Assigned task: The lines below should be written out again in full, exactly as they are.

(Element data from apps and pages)
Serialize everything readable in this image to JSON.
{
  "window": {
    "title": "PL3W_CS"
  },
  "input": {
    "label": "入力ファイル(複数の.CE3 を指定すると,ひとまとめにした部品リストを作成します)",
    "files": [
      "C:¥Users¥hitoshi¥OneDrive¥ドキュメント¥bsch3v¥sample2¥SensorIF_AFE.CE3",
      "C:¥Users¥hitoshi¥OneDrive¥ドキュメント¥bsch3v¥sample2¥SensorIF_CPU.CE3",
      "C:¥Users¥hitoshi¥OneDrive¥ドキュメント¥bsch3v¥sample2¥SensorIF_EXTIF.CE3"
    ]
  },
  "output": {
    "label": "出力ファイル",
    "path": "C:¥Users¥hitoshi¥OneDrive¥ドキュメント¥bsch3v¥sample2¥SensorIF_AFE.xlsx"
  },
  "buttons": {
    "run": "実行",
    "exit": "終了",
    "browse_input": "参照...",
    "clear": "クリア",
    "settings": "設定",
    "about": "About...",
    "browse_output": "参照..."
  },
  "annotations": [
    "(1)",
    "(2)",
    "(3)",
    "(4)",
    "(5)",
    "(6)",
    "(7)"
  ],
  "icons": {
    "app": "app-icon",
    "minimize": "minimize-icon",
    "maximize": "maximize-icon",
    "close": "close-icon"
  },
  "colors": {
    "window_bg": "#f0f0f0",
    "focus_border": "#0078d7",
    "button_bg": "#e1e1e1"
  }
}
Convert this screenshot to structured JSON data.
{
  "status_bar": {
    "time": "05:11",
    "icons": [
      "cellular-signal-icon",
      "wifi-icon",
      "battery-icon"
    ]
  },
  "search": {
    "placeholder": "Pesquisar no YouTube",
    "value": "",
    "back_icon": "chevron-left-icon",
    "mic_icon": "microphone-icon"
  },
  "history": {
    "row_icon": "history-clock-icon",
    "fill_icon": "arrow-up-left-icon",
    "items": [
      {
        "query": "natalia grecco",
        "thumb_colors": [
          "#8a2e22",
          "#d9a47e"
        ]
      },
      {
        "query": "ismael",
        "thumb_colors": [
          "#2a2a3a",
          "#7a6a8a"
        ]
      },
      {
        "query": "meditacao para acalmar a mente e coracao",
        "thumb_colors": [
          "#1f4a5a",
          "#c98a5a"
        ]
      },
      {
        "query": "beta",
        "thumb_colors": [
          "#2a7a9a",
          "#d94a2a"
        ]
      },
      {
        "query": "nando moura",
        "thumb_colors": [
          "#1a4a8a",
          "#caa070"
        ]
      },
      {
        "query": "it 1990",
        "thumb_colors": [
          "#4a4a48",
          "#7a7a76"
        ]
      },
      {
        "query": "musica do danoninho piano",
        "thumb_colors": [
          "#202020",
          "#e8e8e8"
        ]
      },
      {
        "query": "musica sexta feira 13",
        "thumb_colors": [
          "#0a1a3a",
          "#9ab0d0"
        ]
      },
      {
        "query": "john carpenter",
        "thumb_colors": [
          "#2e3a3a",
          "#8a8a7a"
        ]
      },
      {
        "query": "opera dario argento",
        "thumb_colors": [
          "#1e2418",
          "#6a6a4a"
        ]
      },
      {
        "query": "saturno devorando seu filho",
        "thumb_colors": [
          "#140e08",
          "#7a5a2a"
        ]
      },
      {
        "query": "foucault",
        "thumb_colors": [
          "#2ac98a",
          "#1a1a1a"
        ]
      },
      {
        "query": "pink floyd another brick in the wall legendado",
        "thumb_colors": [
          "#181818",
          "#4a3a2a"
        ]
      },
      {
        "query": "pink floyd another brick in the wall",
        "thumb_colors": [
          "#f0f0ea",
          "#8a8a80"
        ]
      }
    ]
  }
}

Worked solution:
Serialize everything readable in this image to JSON.
{
  "window": {
    "title": "PL3W_CS"
  },
  "input": {
    "label": "入力ファイル(複数の.CE3 を指定すると,ひとまとめにした部品リストを作成します)",
    "files": [
      "C:¥Users¥hitoshi¥OneDrive¥ドキュメント¥bsch3v¥sample2¥SensorIF_AFE.CE3",
      "C:¥Users¥hitoshi¥OneDrive¥ドキュメント¥bsch3v¥sample2¥SensorIF_CPU.CE3",
      "C:¥Users¥hitoshi¥OneDrive¥ドキュメント¥bsch3v¥sample2¥SensorIF_EXTIF.CE3"
    ]
  },
  "output": {
    "label": "出力ファイル",
    "path": "C:¥Users¥hitoshi¥OneDrive¥ドキュメント¥bsch3v¥sample2¥SensorIF_AFE.xlsx"
  },
  "buttons": {
    "run": "実行",
    "exit": "終了",
    "browse_input": "参照...",
    "clear": "クリア",
    "settings": "設定",
    "about": "About...",
    "browse_output": "参照..."
  },
  "annotations": [
    "(1)",
    "(2)",
    "(3)",
    "(4)",
    "(5)",
    "(6)",
    "(7)"
  ],
  "icons": {
    "app": "app-icon",
    "minimize": "minimize-icon",
    "maximize": "maximize-icon",
    "close": "close-icon"
  },
  "colors": {
    "window_bg": "#f0f0f0",
    "focus_border": "#0078d7",
    "button_bg": "#e1e1e1"
  }
}
Convert this screenshot to structured JSON data.
{
  "status_bar": {
    "time": "05:11",
    "icons": [
      "cellular-signal-icon",
      "wifi-icon",
      "battery-icon"
    ]
  },
  "search": {
    "placeholder": "Pesquisar no YouTube",
    "value": "",
    "back_icon": "chevron-left-icon",
    "mic_icon": "microphone-icon"
  },
  "history": {
    "row_icon": "history-clock-icon",
    "fill_icon": "arrow-up-left-icon",
    "items": [
      {
        "query": "natalia grecco",
        "thumb_colors": [
          "#8a2e22",
          "#d9a47e"
        ]
      },
      {
        "query": "ismael",
        "thumb_colors": [
          "#2a2a3a",
          "#7a6a8a"
        ]
      },
      {
        "query": "meditacao para acalmar a mente e coracao",
        "thumb_colors": [
          "#1f4a5a",
          "#c98a5a"
        ]
      },
      {
        "query": "beta",
        "thumb_colors": [
          "#2a7a9a",
          "#d94a2a"
        ]
      },
      {
        "query": "nando moura",
        "thumb_colors": [
          "#1a4a8a",
          "#caa070"
        ]
      },
      {
        "query": "it 1990",
        "thumb_colors": [
          "#4a4a48",
          "#7a7a76"
        ]
      },
      {
        "query": "musica do danoninho piano",
        "thumb_colors": [
          "#202020",
          "#e8e8e8"
        ]
      },
      {
        "query": "musica sexta feira 13",
        "thumb_colors": [
          "#0a1a3a",
          "#9ab0d0"
        ]
      },
      {
        "query": "john carpenter",
        "thumb_colors": [
          "#2e3a3a",
          "#8a8a7a"
        ]
      },
      {
        "query": "opera dario argento",
        "thumb_colors": [
          "#1e2418",
          "#6a6a4a"
        ]
      },
      {
        "query": "saturno devorando seu filho",
        "thumb_colors": [
          "#140e08",
          "#7a5a2a"
        ]
      },
      {
        "query": "foucault",
        "thumb_colors": [
          "#2ac98a",
          "#1a1a1a"
        ]
      },
      {
        "query": "pink floyd another brick in the wall legendado",
        "thumb_colors": [
          "#181818",
          "#4a3a2a"
        ]
      },
      {
        "query": "pink floyd another brick in the wall",
        "thumb_colors": [
          "#f0f0ea",
          "#8a8a80"
        ]
      }
    ]
  }
}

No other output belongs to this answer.